Dataset excerpts
=== Begin Enclosure ===

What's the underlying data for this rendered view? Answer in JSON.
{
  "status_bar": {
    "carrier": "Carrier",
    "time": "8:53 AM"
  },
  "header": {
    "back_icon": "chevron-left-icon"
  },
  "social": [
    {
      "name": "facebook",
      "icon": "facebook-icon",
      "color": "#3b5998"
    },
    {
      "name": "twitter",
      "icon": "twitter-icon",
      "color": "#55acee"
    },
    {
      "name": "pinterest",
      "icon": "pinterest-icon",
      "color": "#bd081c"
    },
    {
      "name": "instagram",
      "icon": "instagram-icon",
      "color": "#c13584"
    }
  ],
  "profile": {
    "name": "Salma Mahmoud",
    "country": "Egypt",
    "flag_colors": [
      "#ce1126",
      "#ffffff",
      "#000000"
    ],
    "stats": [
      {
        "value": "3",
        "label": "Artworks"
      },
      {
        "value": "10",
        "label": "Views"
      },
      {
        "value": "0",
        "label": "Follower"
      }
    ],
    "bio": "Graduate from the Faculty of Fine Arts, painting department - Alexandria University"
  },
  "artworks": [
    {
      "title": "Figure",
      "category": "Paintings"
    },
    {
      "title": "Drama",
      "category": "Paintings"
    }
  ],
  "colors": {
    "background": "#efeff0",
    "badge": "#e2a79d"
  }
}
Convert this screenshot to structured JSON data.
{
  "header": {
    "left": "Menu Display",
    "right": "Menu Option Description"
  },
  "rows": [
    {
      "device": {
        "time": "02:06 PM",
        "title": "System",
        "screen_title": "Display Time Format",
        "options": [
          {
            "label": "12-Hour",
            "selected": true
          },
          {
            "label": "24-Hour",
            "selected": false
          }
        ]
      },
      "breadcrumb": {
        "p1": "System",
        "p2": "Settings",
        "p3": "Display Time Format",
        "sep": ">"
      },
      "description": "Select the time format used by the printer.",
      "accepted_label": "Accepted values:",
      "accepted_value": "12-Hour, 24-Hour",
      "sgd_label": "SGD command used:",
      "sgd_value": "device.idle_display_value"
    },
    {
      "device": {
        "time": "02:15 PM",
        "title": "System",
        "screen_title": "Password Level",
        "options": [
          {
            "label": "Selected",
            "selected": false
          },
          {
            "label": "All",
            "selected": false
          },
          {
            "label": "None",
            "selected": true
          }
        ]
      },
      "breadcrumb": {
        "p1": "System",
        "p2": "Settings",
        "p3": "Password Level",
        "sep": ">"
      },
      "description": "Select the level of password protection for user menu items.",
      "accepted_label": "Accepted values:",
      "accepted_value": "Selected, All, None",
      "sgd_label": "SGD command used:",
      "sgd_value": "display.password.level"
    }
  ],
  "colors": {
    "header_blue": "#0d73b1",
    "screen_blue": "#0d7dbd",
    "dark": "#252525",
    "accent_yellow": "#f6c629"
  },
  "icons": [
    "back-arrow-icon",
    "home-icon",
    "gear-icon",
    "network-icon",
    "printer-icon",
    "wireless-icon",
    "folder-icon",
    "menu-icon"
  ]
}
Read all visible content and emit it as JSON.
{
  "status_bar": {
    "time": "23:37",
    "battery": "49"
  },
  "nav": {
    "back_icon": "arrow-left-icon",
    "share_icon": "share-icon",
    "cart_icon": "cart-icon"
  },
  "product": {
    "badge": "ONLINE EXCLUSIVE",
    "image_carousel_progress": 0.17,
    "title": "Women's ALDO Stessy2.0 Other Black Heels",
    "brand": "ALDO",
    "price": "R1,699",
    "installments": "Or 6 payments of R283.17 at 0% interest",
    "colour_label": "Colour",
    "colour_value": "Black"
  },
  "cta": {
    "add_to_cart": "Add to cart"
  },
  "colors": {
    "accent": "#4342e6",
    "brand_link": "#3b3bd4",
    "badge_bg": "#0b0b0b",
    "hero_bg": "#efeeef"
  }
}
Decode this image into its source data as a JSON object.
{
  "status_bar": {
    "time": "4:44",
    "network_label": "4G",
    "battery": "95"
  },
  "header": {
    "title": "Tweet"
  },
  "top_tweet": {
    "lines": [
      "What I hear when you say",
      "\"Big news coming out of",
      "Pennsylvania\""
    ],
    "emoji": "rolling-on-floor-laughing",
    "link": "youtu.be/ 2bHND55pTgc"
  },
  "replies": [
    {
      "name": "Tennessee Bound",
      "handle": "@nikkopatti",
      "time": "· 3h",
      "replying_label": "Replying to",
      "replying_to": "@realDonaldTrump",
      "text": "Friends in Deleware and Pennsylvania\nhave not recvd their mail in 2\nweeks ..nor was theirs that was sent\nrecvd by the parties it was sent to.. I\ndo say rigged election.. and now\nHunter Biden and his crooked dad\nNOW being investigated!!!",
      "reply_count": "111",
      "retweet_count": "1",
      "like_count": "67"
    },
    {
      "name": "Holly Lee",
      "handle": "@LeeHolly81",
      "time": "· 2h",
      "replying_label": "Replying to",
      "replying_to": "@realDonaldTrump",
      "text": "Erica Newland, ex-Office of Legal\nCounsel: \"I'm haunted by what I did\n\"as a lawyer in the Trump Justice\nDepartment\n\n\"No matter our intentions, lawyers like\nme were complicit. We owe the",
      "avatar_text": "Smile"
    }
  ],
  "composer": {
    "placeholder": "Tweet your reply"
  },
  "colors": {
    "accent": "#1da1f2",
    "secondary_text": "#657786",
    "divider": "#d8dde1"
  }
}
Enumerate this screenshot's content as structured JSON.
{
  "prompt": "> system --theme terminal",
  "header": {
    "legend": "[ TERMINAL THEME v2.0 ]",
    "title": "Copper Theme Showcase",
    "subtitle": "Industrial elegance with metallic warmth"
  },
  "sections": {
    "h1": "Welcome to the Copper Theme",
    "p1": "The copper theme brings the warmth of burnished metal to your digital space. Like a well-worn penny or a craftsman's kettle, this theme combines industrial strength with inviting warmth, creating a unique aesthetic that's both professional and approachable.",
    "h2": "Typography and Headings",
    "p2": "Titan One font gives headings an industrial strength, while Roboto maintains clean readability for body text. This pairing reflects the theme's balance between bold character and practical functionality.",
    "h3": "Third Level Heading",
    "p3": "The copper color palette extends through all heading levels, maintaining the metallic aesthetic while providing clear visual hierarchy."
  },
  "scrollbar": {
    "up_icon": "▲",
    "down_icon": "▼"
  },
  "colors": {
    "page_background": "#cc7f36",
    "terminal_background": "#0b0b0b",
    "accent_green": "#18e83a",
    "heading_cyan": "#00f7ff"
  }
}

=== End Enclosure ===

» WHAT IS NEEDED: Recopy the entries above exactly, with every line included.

» WRITTEN ANSWER:
What's the underlying data for this rendered view? Answer in JSON.
{
  "status_bar": {
    "carrier": "Carrier",
    "time": "8:53 AM"
  },
  "header": {
    "back_icon": "chevron-left-icon"
  },
  "social": [
    {
      "name": "facebook",
      "icon": "facebook-icon",
      "color": "#3b5998"
    },
    {
      "name": "twitter",
      "icon": "twitter-icon",
      "color": "#55acee"
    },
    {
      "name": "pinterest",
      "icon": "pinterest-icon",
      "color": "#bd081c"
    },
    {
      "name": "instagram",
      "icon": "instagram-icon",
      "color": "#c13584"
    }
  ],
  "profile": {
    "name": "Salma Mahmoud",
    "country": "Egypt",
    "flag_colors": [
      "#ce1126",
      "#ffffff",
      "#000000"
    ],
    "stats": [
      {
        "value": "3",
        "label": "Artworks"
      },
      {
        "value": "10",
        "label": "Views"
      },
      {
        "value": "0",
        "label": "Follower"
      }
    ],
    "bio": "Graduate from the Faculty of Fine Arts, painting department - Alexandria University"
  },
  "artworks": [
    {
      "title": "Figure",
      "category": "Paintings"
    },
    {
      "title": "Drama",
      "category": "Paintings"
    }
  ],
  "colors": {
    "background": "#efeff0",
    "badge": "#e2a79d"
  }
}
Convert this screenshot to structured JSON data.
{
  "header": {
    "left": "Menu Display",
    "right": "Menu Option Description"
  },
  "rows": [
    {
      "device": {
        "time": "02:06 PM",
        "title": "System",
        "screen_title": "Display Time Format",
        "options": [
          {
            "label": "12-Hour",
            "selected": true
          },
          {
            "label": "24-Hour",
            "selected": false
          }
        ]
      },
      "breadcrumb": {
        "p1": "System",
        "p2": "Settings",
        "p3": "Display Time Format",
        "sep": ">"
      },
      "description": "Select the time format used by the printer.",
      "accepted_label": "Accepted values:",
      "accepted_value": "12-Hour, 24-Hour",
      "sgd_label": "SGD command used:",
      "sgd_value": "device.idle_display_value"
    },
    {
      "device": {
        "time": "02:15 PM",
        "title": "System",
        "screen_title": "Password Level",
        "options": [
          {
            "label": "Selected",
            "selected": false
          },
          {
            "label": "All",
            "selected": false
          },
          {
            "label": "None",
            "selected": true
          }
        ]
      },
      "breadcrumb": {
        "p1": "System",
        "p2": "Settings",
        "p3": "Password Level",
        "sep": ">"
      },
      "description": "Select the level of password protection for user menu items.",
      "accepted_label": "Accepted values:",
      "accepted_value": "Selected, All, None",
      "sgd_label": "SGD command used:",
      "sgd_value": "display.password.level"
    }
  ],
  "colors": {
    "header_blue": "#0d73b1",
    "screen_blue": "#0d7dbd",
    "dark": "#252525",
    "accent_yellow": "#f6c629"
  },
  "icons": [
    "back-arrow-icon",
    "home-icon",
    "gear-icon",
    "network-icon",
    "printer-icon",
    "wireless-icon",
    "folder-icon",
    "menu-icon"
  ]
}
Read all visible content and emit it as JSON.
{
  "status_bar": {
    "time": "23:37",
    "battery": "49"
  },
  "nav": {
    "back_icon": "arrow-left-icon",
    "share_icon": "share-icon",
    "cart_icon": "cart-icon"
  },
  "product": {
    "badge": "ONLINE EXCLUSIVE",
    "image_carousel_progress": 0.17,
    "title": "Women's ALDO Stessy2.0 Other Black Heels",
    "brand": "ALDO",
    "price": "R1,699",
    "installments": "Or 6 payments of R283.17 at 0% interest",
    "colour_label": "Colour",
    "colour_value": "Black"
  },
  "cta": {
    "add_to_cart": "Add to cart"
  },
  "colors": {
    "accent": "#4342e6",
    "brand_link": "#3b3bd4",
    "badge_bg": "#0b0b0b",
    "hero_bg": "#efeeef"
  }
}
Decode this image into its source data as a JSON object.
{
  "status_bar": {
    "time": "4:44",
    "network_label": "4G",
    "battery": "95"
  },
  "header": {
    "title": "Tweet"
  },
  "top_tweet": {
    "lines": [
      "What I hear when you say",
      "\"Big news coming out of",
      "Pennsylvania\""
    ],
    "emoji": "rolling-on-floor-laughing",
    "link": "youtu.be/ 2bHND55pTgc"
  },
  "replies": [
    {
      "name": "Tennessee Bound",
      "handle": "@nikkopatti",
      "time": "· 3h",
      "replying_label": "Replying to",
      "replying_to": "@realDonaldTrump",
      "text": "Friends in Deleware and Pennsylvania\nhave not recvd their mail in 2\nweeks ..nor was theirs that was sent\nrecvd by the parties it was sent to.. I\ndo say rigged election.. and now\nHunter Biden and his crooked dad\nNOW being investigated!!!",
      "reply_count": "111",
      "retweet_count": "1",
      "like_count": "67"
    },
    {
      "name": "Holly Lee",
      "handle": "@LeeHolly81",
      "time": "· 2h",
      "replying_label": "Replying to",
      "replying_to": "@realDonaldTrump",
      "text": "Erica Newland, ex-Office of Legal\nCounsel: \"I'm haunted by what I did\n\"as a lawyer in the Trump Justice\nDepartment\n\n\"No matter our intentions, lawyers like\nme were complicit. We owe the",
      "avatar_text": "Smile"
    }
  ],
  "composer": {
    "placeholder": "Tweet your reply"
  },
  "colors": {
    "accent": "#1da1f2",
    "secondary_text": "#657786",
    "divider": "#d8dde1"
  }
}
Enumerate this screenshot's content as structured JSON.
{
  "prompt": "> system --theme terminal",
  "header": {
    "legend": "[ TERMINAL THEME v2.0 ]",
    "title": "Copper Theme Showcase",
    "subtitle": "Industrial elegance with metallic warmth"
  },
  "sections": {
    "h1": "Welcome to the Copper Theme",
    "p1": "The copper theme brings the warmth of burnished metal to your digital space. Like a well-worn penny or a craftsman's kettle, this theme combines industrial strength with inviting warmth, creating a unique aesthetic that's both professional and approachable.",
    "h2": "Typography and Headings",
    "p2": "Titan One font gives headings an industrial strength, while Roboto maintains clean readability for body text. This pairing reflects the theme's balance between bold character and practical functionality.",
    "h3": "Third Level Heading",
    "p3": "The copper color palette extends through all heading levels, maintaining the metallic aesthetic while providing clear visual hierarchy."
  },
  "scrollbar": {
    "up_icon": "▲",
    "down_icon": "▼"
  },
  "colors": {
    "page_background": "#cc7f36",
    "terminal_background": "#0b0b0b",
    "accent_green": "#18e83a",
    "heading_cyan": "#00f7ff"
  }
}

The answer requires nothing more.